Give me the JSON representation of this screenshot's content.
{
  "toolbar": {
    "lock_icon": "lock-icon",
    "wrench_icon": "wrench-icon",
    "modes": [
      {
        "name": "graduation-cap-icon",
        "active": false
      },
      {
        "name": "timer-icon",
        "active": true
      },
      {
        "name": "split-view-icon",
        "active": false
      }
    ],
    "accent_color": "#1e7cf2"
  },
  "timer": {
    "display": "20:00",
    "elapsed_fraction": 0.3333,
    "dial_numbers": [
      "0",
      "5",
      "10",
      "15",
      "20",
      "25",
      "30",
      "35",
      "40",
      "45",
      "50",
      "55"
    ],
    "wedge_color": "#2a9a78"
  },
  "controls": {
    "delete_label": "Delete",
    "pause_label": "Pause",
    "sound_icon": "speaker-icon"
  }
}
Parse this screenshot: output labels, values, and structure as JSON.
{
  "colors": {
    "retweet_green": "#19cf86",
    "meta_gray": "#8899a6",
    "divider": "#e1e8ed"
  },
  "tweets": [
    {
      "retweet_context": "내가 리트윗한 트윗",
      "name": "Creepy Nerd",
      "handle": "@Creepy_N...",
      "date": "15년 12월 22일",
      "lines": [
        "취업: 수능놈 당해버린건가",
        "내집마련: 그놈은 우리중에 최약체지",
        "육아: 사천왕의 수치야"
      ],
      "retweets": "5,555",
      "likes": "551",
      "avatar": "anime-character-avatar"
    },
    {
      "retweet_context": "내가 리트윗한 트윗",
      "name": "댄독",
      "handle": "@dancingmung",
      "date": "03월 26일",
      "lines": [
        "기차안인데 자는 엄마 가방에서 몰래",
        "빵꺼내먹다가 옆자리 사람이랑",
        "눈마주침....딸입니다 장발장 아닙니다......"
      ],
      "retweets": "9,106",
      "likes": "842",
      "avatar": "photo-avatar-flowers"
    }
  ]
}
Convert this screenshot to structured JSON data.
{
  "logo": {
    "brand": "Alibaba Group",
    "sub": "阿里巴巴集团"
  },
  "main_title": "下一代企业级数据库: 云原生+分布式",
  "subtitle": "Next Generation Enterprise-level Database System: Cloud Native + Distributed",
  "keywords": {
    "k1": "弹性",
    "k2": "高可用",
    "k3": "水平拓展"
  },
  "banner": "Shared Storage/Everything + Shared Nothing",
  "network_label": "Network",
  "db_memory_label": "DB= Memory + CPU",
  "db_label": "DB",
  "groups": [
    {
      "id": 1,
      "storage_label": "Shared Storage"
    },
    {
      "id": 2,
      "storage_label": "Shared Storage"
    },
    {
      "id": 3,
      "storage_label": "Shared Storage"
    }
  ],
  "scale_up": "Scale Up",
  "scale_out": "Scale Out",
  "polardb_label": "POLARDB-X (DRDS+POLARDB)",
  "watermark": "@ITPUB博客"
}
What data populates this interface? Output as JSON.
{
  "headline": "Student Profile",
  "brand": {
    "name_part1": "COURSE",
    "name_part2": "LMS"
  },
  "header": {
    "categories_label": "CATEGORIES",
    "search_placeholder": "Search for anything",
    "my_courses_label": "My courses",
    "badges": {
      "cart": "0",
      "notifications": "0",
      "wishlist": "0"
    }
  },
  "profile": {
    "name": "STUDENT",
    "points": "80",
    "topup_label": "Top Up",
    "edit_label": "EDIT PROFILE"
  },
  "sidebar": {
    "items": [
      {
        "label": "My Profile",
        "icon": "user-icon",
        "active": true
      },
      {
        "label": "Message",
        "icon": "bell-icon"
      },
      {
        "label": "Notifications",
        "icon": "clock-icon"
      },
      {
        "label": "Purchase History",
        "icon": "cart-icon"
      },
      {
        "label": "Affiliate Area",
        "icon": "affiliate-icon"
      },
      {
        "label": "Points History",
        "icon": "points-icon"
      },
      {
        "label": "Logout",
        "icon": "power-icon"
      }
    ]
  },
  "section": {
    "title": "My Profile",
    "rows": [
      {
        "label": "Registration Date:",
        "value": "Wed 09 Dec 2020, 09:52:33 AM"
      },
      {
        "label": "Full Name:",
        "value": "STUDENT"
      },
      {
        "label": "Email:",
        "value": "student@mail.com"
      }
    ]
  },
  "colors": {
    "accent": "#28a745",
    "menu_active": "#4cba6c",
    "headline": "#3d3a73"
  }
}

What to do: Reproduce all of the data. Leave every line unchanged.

Result of the exercise:
Give me the JSON representation of this screenshot's content.
{
  "toolbar": {
    "lock_icon": "lock-icon",
    "wrench_icon": "wrench-icon",
    "modes": [
      {
        "name": "graduation-cap-icon",
        "active": false
      },
      {
        "name": "timer-icon",
        "active": true
      },
      {
        "name": "split-view-icon",
        "active": false
      }
    ],
    "accent_color": "#1e7cf2"
  },
  "timer": {
    "display": "20:00",
    "elapsed_fraction": 0.3333,
    "dial_numbers": [
      "0",
      "5",
      "10",
      "15",
      "20",
      "25",
      "30",
      "35",
      "40",
      "45",
      "50",
      "55"
    ],
    "wedge_color": "#2a9a78"
  },
  "controls": {
    "delete_label": "Delete",
    "pause_label": "Pause",
    "sound_icon": "speaker-icon"
  }
}
Parse this screenshot: output labels, values, and structure as JSON.
{
  "colors": {
    "retweet_green": "#19cf86",
    "meta_gray": "#8899a6",
    "divider": "#e1e8ed"
  },
  "tweets": [
    {
      "retweet_context": "내가 리트윗한 트윗",
      "name": "Creepy Nerd",
      "handle": "@Creepy_N...",
      "date": "15년 12월 22일",
      "lines": [
        "취업: 수능놈 당해버린건가",
        "내집마련: 그놈은 우리중에 최약체지",
        "육아: 사천왕의 수치야"
      ],
      "retweets": "5,555",
      "likes": "551",
      "avatar": "anime-character-avatar"
    },
    {
      "retweet_context": "내가 리트윗한 트윗",
      "name": "댄독",
      "handle": "@dancingmung",
      "date": "03월 26일",
      "lines": [
        "기차안인데 자는 엄마 가방에서 몰래",
        "빵꺼내먹다가 옆자리 사람이랑",
        "눈마주침....딸입니다 장발장 아닙니다......"
      ],
      "retweets": "9,106",
      "likes": "842",
      "avatar": "photo-avatar-flowers"
    }
  ]
}
Convert this screenshot to structured JSON data.
{
  "logo": {
    "brand": "Alibaba Group",
    "sub": "阿里巴巴集团"
  },
  "main_title": "下一代企业级数据库: 云原生+分布式",
  "subtitle": "Next Generation Enterprise-level Database System: Cloud Native + Distributed",
  "keywords": {
    "k1": "弹性",
    "k2": "高可用",
    "k3": "水平拓展"
  },
  "banner": "Shared Storage/Everything + Shared Nothing",
  "network_label": "Network",
  "db_memory_label": "DB= Memory + CPU",
  "db_label": "DB",
  "groups": [
    {
      "id": 1,
      "storage_label": "Shared Storage"
    },
    {
      "id": 2,
      "storage_label": "Shared Storage"
    },
    {
      "id": 3,
      "storage_label": "Shared Storage"
    }
  ],
  "scale_up": "Scale Up",
  "scale_out": "Scale Out",
  "polardb_label": "POLARDB-X (DRDS+POLARDB)",
  "watermark": "@ITPUB博客"
}
What data populates this interface? Output as JSON.
{
  "headline": "Student Profile",
  "brand": {
    "name_part1": "COURSE",
    "name_part2": "LMS"
  },
  "header": {
    "categories_label": "CATEGORIES",
    "search_placeholder": "Search for anything",
    "my_courses_label": "My courses",
    "badges": {
      "cart": "0",
      "notifications": "0",
      "wishlist": "0"
    }
  },
  "profile": {
    "name": "STUDENT",
    "points": "80",
    "topup_label": "Top Up",
    "edit_label": "EDIT PROFILE"
  },
  "sidebar": {
    "items": [
      {
        "label": "My Profile",
        "icon": "user-icon",
        "active": true
      },
      {
        "label": "Message",
        "icon": "bell-icon"
      },
      {
        "label": "Notifications",
        "icon": "clock-icon"
      },
      {
        "label": "Purchase History",
        "icon": "cart-icon"
      },
      {
        "label": "Affiliate Area",
        "icon": "affiliate-icon"
      },
      {
        "label": "Points History",
        "icon": "points-icon"
      },
      {
        "label": "Logout",
        "icon": "power-icon"
      }
    ]
  },
  "section": {
    "title": "My Profile",
    "rows": [
      {
        "label": "Registration Date:",
        "value": "Wed 09 Dec 2020, 09:52:33 AM"
      },
      {
        "label": "Full Name:",
        "value": "STUDENT"
      },
      {
        "label": "Email:",
        "value": "student@mail.com"
      }
    ]
  },
  "colors": {
    "accent": "#28a745",
    "menu_active": "#4cba6c",
    "headline": "#3d3a73"
  }
}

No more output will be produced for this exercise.